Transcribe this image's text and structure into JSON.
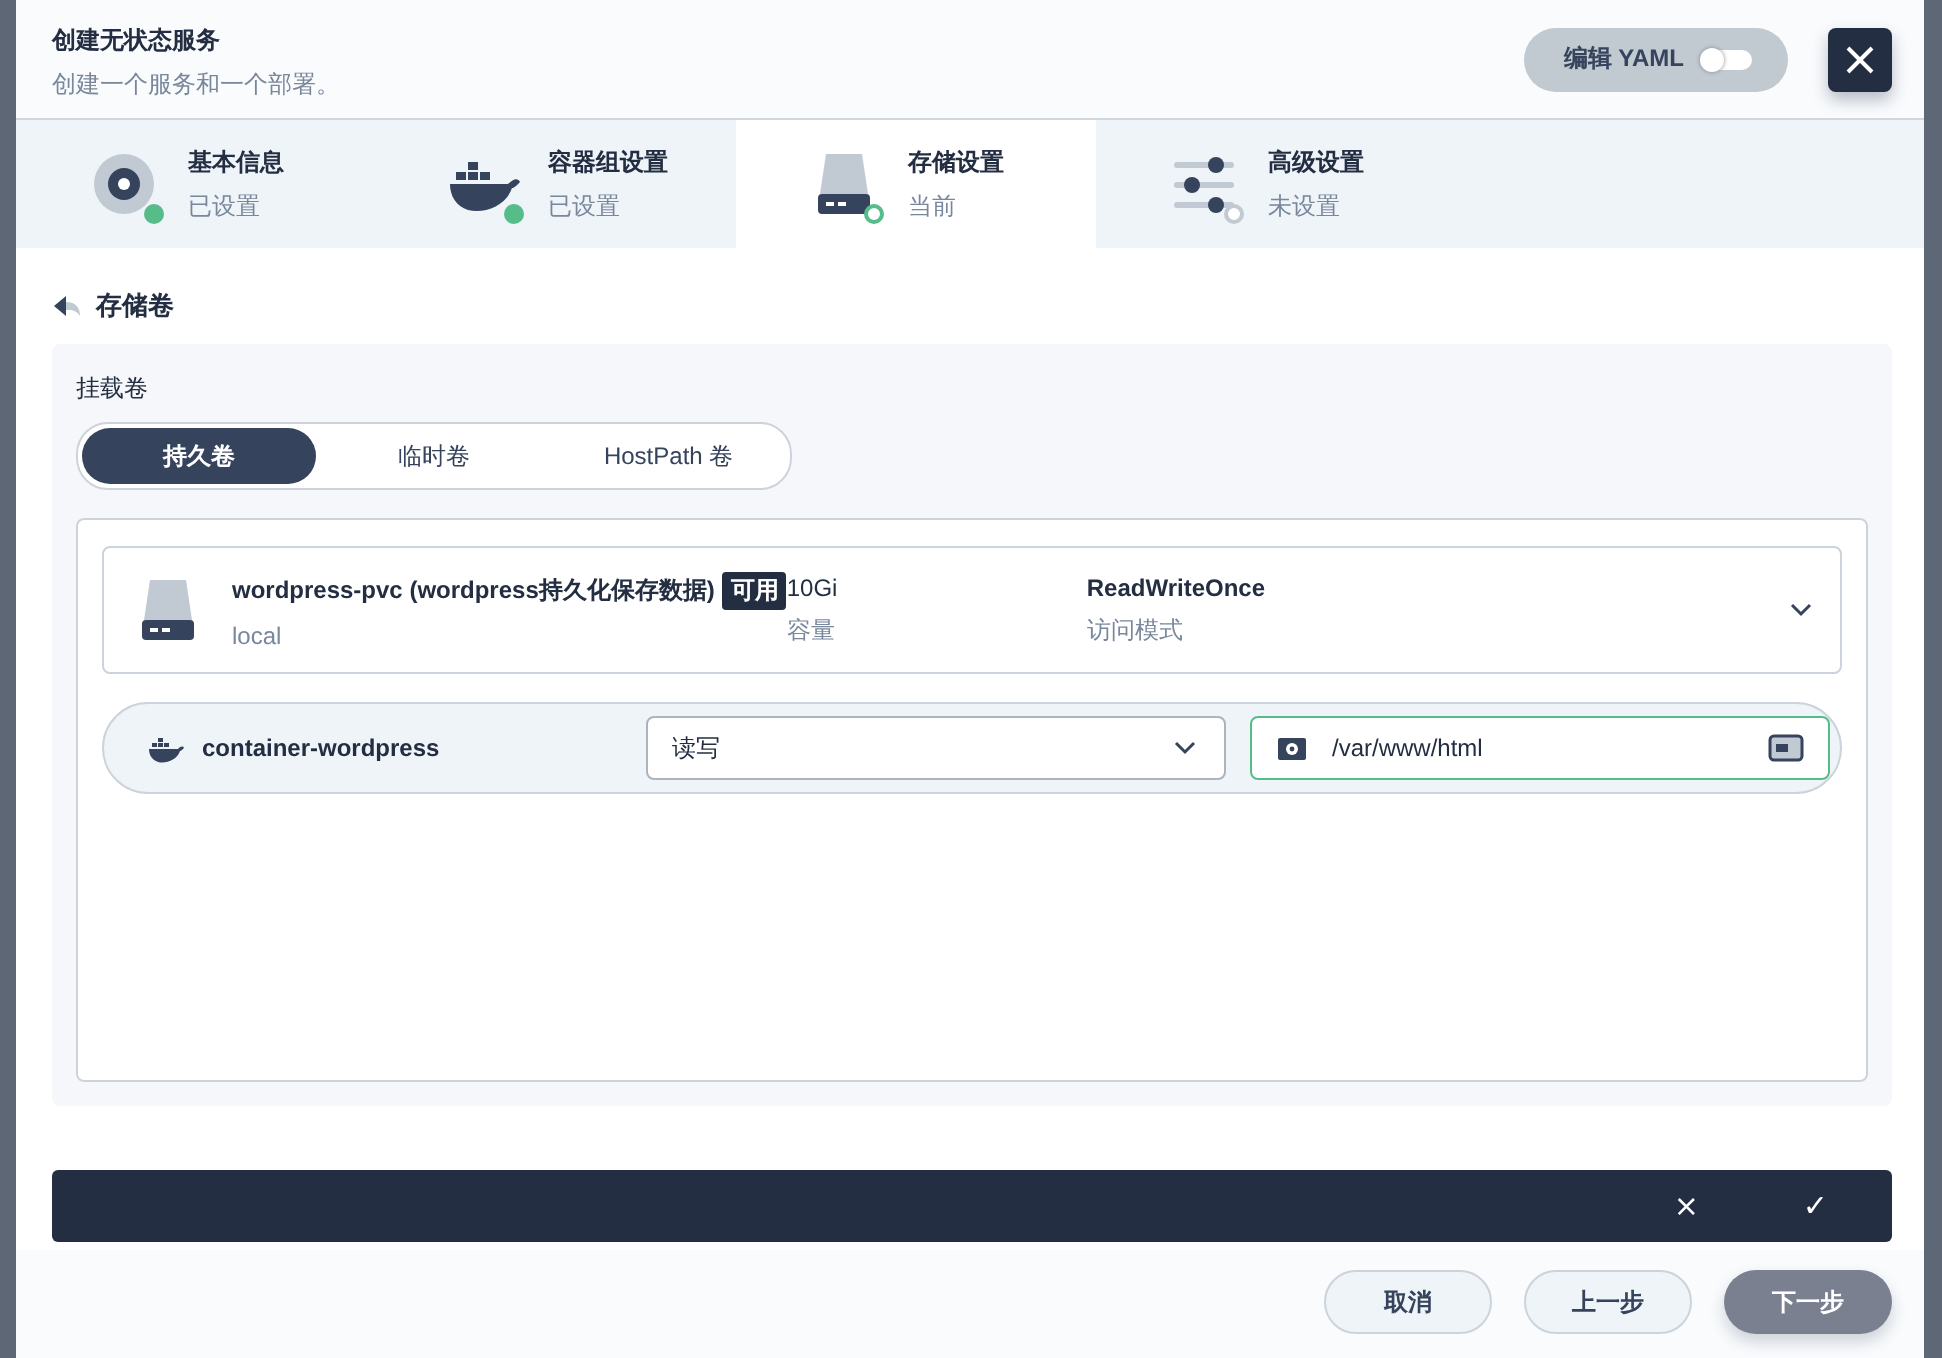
{
  "dialog": {
    "title": "创建无状态服务",
    "subtitle": "创建一个服务和一个部署。"
  },
  "yaml_toggle": {
    "label": "编辑 YAML",
    "on": false
  },
  "steps": [
    {
      "kind": "disc",
      "title": "基本信息",
      "status": "已设置",
      "selected": false,
      "done": true
    },
    {
      "kind": "whale",
      "title": "容器组设置",
      "status": "已设置",
      "selected": false,
      "done": true
    },
    {
      "kind": "drive",
      "title": "存储设置",
      "status": "当前",
      "selected": true,
      "done": false
    },
    {
      "kind": "sliders",
      "title": "高级设置",
      "status": "未设置",
      "selected": false,
      "done": false
    }
  ],
  "section_title": "存储卷",
  "mount": {
    "label": "挂载卷",
    "tabs": [
      {
        "label": "持久卷",
        "selected": true
      },
      {
        "label": "临时卷",
        "selected": false
      },
      {
        "label": "HostPath 卷",
        "selected": false
      }
    ]
  },
  "volume": {
    "name": "wordpress-pvc (wordpress持久化保存数据)",
    "badge": "可用",
    "storage_class": "local",
    "capacity": "10Gi",
    "capacity_label": "容量",
    "access_mode": "ReadWriteOnce",
    "access_label": "访问模式",
    "expanded": false
  },
  "container_mount": {
    "container": "container-wordpress",
    "mode": "读写",
    "path": "/var/www/html"
  },
  "action_bar": {
    "cancel": "×",
    "confirm": "✓"
  },
  "buttons": [
    {
      "label": "取消",
      "kind": "default"
    },
    {
      "label": "上一步",
      "kind": "default"
    },
    {
      "label": "下一步",
      "kind": "primary"
    }
  ]
}
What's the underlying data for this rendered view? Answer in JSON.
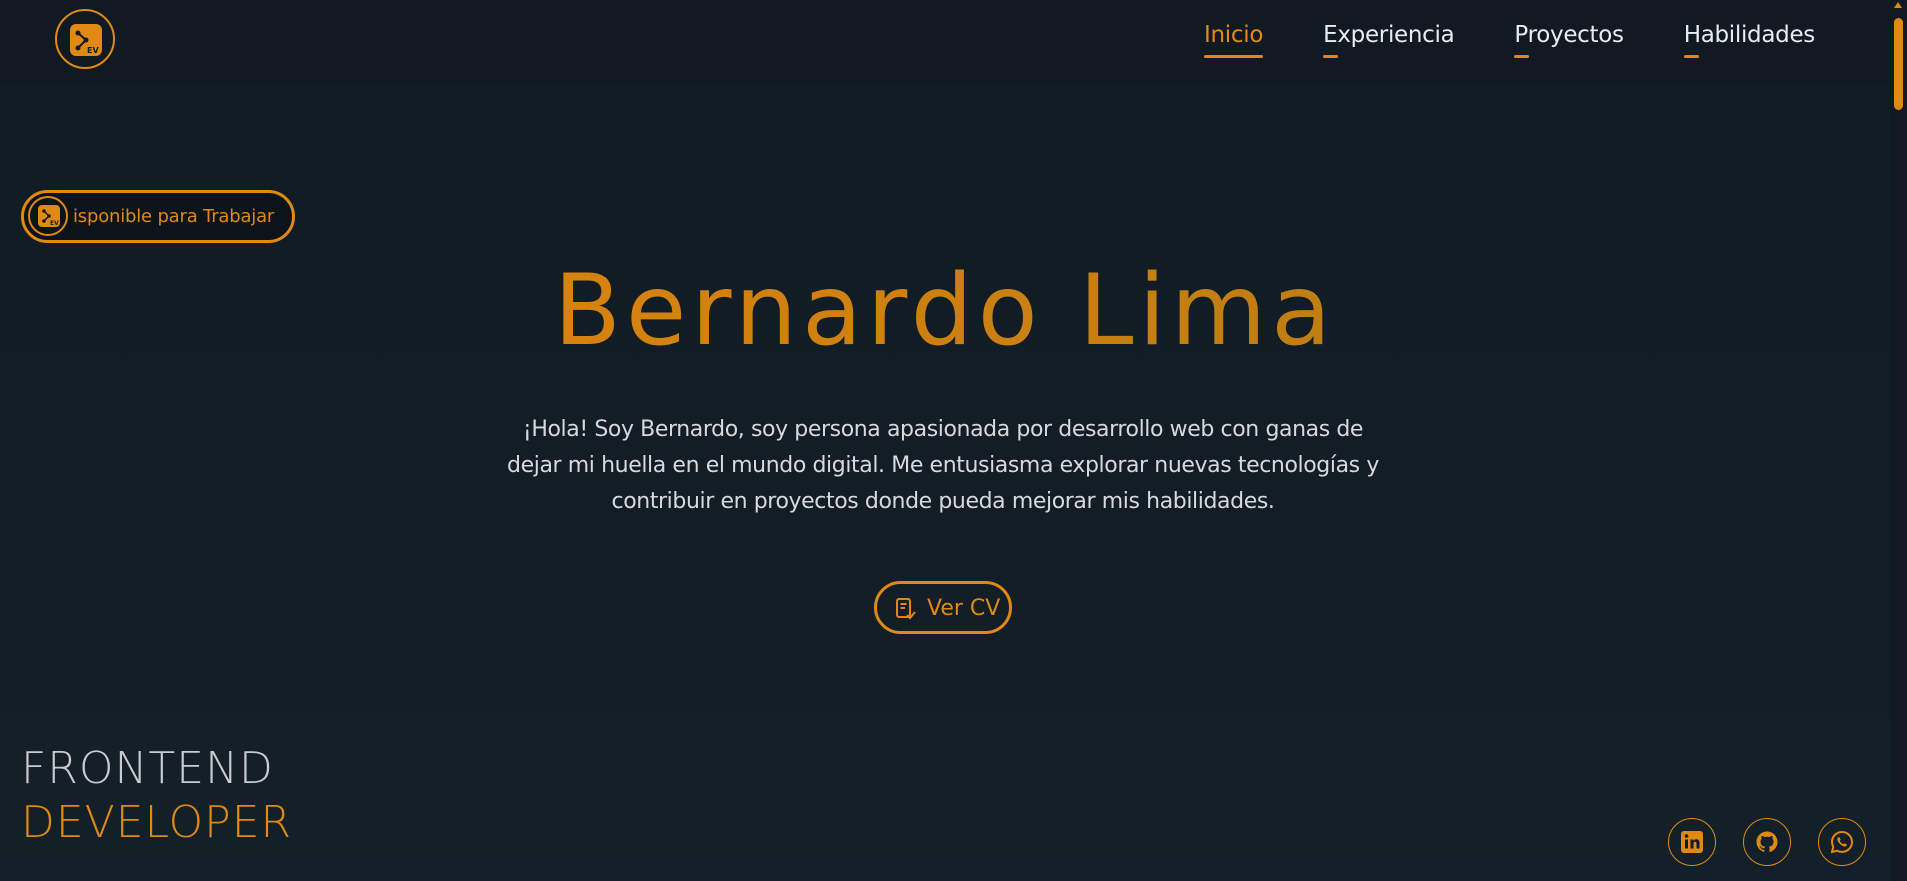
{
  "header": {
    "logo_icon": "dev-logo-icon",
    "nav": [
      {
        "label": "Inicio",
        "active": true
      },
      {
        "label": "Experiencia",
        "active": false
      },
      {
        "label": "Proyectos",
        "active": false
      },
      {
        "label": "Habilidades",
        "active": false
      }
    ]
  },
  "badge": {
    "icon": "dev-logo-icon",
    "text": "isponible para Trabajar"
  },
  "hero": {
    "name": "Bernardo Lima",
    "description": "¡Hola! Soy Bernardo, soy persona apasionada por desarrollo web con ganas de dejar mi huella en el mundo digital. Me entusiasma explorar nuevas tecnologías y contribuir en proyectos donde pueda mejorar mis habilidades.",
    "cv_button": {
      "label": "Ver CV",
      "icon": "document-check-icon"
    }
  },
  "role": {
    "line1": "FRONTEND",
    "line2": "DEVELOPER"
  },
  "social": [
    {
      "name": "linkedin",
      "icon": "linkedin-icon"
    },
    {
      "name": "github",
      "icon": "github-icon"
    },
    {
      "name": "whatsapp",
      "icon": "whatsapp-icon"
    }
  ],
  "colors": {
    "accent": "#e08a14",
    "background": "#121c24",
    "text": "#d6dadd"
  }
}
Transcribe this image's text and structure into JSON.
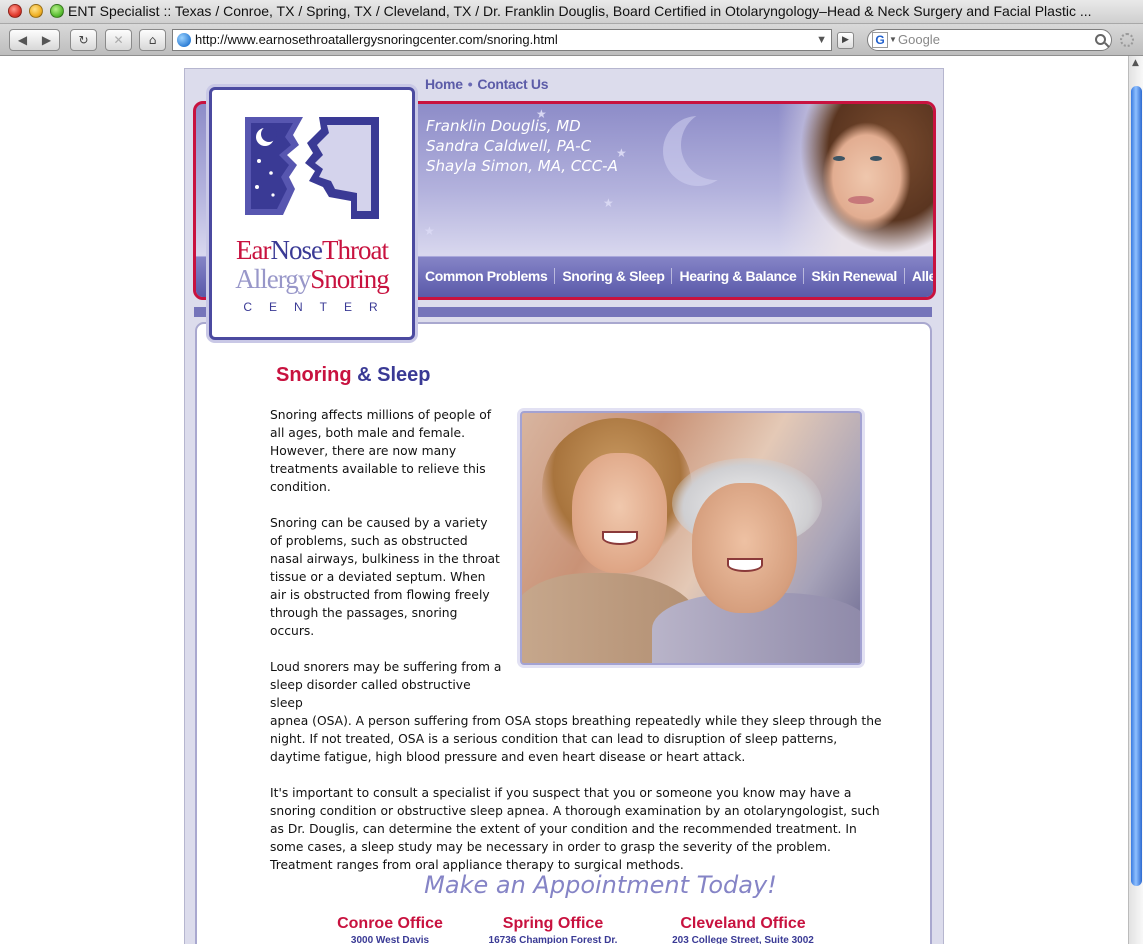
{
  "browser": {
    "window_title": "ENT Specialist :: Texas / Conroe, TX / Spring, TX / Cleveland, TX / Dr. Franklin Douglis, Board Certified in Otolaryngology–Head & Neck Surgery and Facial Plastic ...",
    "url": "http://www.earnosethroatallergysnoringcenter.com/snoring.html",
    "search_placeholder": "Google",
    "back_icon": "◀",
    "forward_icon": "▶",
    "reload_icon": "↻",
    "stop_icon": "✕",
    "home_icon": "⌂",
    "url_dropdown_icon": "▼",
    "snapback_icon": "▶",
    "search_engine_icon": "G",
    "search_dropdown_icon": "▼",
    "scroll_up_icon": "▲"
  },
  "topnav": {
    "home": "Home",
    "separator": "•",
    "contact": "Contact Us"
  },
  "banner": {
    "doctors": [
      "Franklin Douglis, MD",
      "Sandra Caldwell, PA-C",
      "Shayla Simon, MA, CCC-A"
    ],
    "star_glyph": "★"
  },
  "mainnav": [
    "Common Problems",
    "Snoring & Sleep",
    "Hearing & Balance",
    "Skin Renewal",
    "Allergy & Sinus"
  ],
  "logo": {
    "ear": "Ear",
    "nose": "Nose",
    "throat": "Throat",
    "allergy": "Allergy",
    "snoring": "Snoring",
    "center": "CENTER"
  },
  "content": {
    "title_part1": "Snoring",
    "title_part2": " & Sleep",
    "paragraphs": [
      "Snoring affects millions of people of all ages, both male and female. However, there are now many treatments available to relieve this condition.",
      "Snoring can be caused by a variety of problems, such as obstructed nasal airways, bulkiness in the throat tissue or a deviated septum. When air is obstructed from flowing freely through the passages, snoring occurs.",
      "Loud snorers may be suffering from a sleep disorder called obstructive sleep",
      "apnea (OSA). A person suffering from OSA stops breathing repeatedly while they sleep through the night. If not treated, OSA is a serious condition that can lead to disruption of sleep patterns, daytime fatigue, high blood pressure and even heart disease or heart attack.",
      "It's important to consult a specialist if you suspect that you or someone you know may have a snoring condition or obstructive sleep apnea. A thorough examination by an otolaryngologist, such as Dr. Douglis, can determine the extent of your condition and the recommended treatment. In some cases, a sleep study may be necessary in order to grasp the severity of the problem. Treatment ranges from oral appliance therapy to surgical methods."
    ],
    "appointment_heading": "Make an Appointment Today!",
    "offices": [
      {
        "name": "Conroe Office",
        "address": "3000 West Davis"
      },
      {
        "name": "Spring Office",
        "address": "16736 Champion Forest Dr."
      },
      {
        "name": "Cleveland Office",
        "address": "203 College Street, Suite 3002"
      }
    ]
  },
  "colors": {
    "brand_red": "#c8123f",
    "brand_navy": "#3a3a95",
    "brand_lavender": "#8584c6"
  }
}
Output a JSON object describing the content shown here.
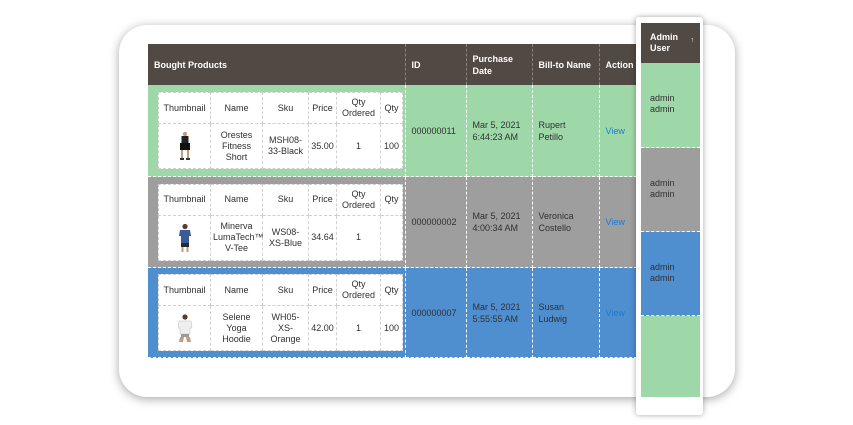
{
  "columns": {
    "bought_products": "Bought Products",
    "id": "ID",
    "purchase_date": "Purchase Date",
    "bill_to_name": "Bill-to Name",
    "action": "Action"
  },
  "inner_columns": {
    "thumbnail": "Thumbnail",
    "name": "Name",
    "sku": "Sku",
    "price": "Price",
    "qty_ordered": "Qty Ordered",
    "qty": "Qty"
  },
  "orders": [
    {
      "row_color": "#9fd8a8",
      "product": {
        "thumbnail": "shorts-image",
        "name": "Orestes Fitness Short",
        "sku": "MSH08-33-Black",
        "price": "35.00",
        "qty_ordered": "1",
        "qty": "100"
      },
      "id": "000000011",
      "purchase_date": "Mar 5, 2021 6:44:23 AM",
      "bill_to_name": "Rupert Petillo",
      "action": "View",
      "admin_user": "admin admin"
    },
    {
      "row_color": "#9e9e9e",
      "product": {
        "thumbnail": "tee-image",
        "name": "Minerva LumaTech™ V-Tee",
        "sku": "WS08-XS-Blue",
        "price": "34.64",
        "qty_ordered": "1",
        "qty": ""
      },
      "id": "000000002",
      "purchase_date": "Mar 5, 2021 4:00:34 AM",
      "bill_to_name": "Veronica Costello",
      "action": "View",
      "admin_user": "admin admin"
    },
    {
      "row_color": "#4f8fd0",
      "product": {
        "thumbnail": "hoodie-image",
        "name": "Selene Yoga Hoodie",
        "sku": "WH05-XS-Orange",
        "price": "42.00",
        "qty_ordered": "1",
        "qty": "100"
      },
      "id": "000000007",
      "purchase_date": "Mar 5, 2021 5:55:55 AM",
      "bill_to_name": "Susan Ludwig",
      "action": "View",
      "admin_user": "admin admin"
    }
  ],
  "admin_panel": {
    "header": "Admin User",
    "sort_icon": "sort-ascending-icon"
  }
}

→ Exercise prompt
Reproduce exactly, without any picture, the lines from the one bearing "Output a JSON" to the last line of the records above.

→ Problem solution
Output a JSON object describing the content shown here.
{
  "columns": {
    "bought_products": "Bought Products",
    "id": "ID",
    "purchase_date": "Purchase Date",
    "bill_to_name": "Bill-to Name",
    "action": "Action"
  },
  "inner_columns": {
    "thumbnail": "Thumbnail",
    "name": "Name",
    "sku": "Sku",
    "price": "Price",
    "qty_ordered": "Qty Ordered",
    "qty": "Qty"
  },
  "orders": [
    {
      "row_color": "#9fd8a8",
      "product": {
        "thumbnail": "shorts-image",
        "name": "Orestes Fitness Short",
        "sku": "MSH08-33-Black",
        "price": "35.00",
        "qty_ordered": "1",
        "qty": "100"
      },
      "id": "000000011",
      "purchase_date": "Mar 5, 2021 6:44:23 AM",
      "bill_to_name": "Rupert Petillo",
      "action": "View",
      "admin_user": "admin admin"
    },
    {
      "row_color": "#9e9e9e",
      "product": {
        "thumbnail": "tee-image",
        "name": "Minerva LumaTech™ V-Tee",
        "sku": "WS08-XS-Blue",
        "price": "34.64",
        "qty_ordered": "1",
        "qty": ""
      },
      "id": "000000002",
      "purchase_date": "Mar 5, 2021 4:00:34 AM",
      "bill_to_name": "Veronica Costello",
      "action": "View",
      "admin_user": "admin admin"
    },
    {
      "row_color": "#4f8fd0",
      "product": {
        "thumbnail": "hoodie-image",
        "name": "Selene Yoga Hoodie",
        "sku": "WH05-XS-Orange",
        "price": "42.00",
        "qty_ordered": "1",
        "qty": "100"
      },
      "id": "000000007",
      "purchase_date": "Mar 5, 2021 5:55:55 AM",
      "bill_to_name": "Susan Ludwig",
      "action": "View",
      "admin_user": "admin admin"
    }
  ],
  "admin_panel": {
    "header": "Admin User",
    "sort_icon": "sort-ascending-icon"
  }
}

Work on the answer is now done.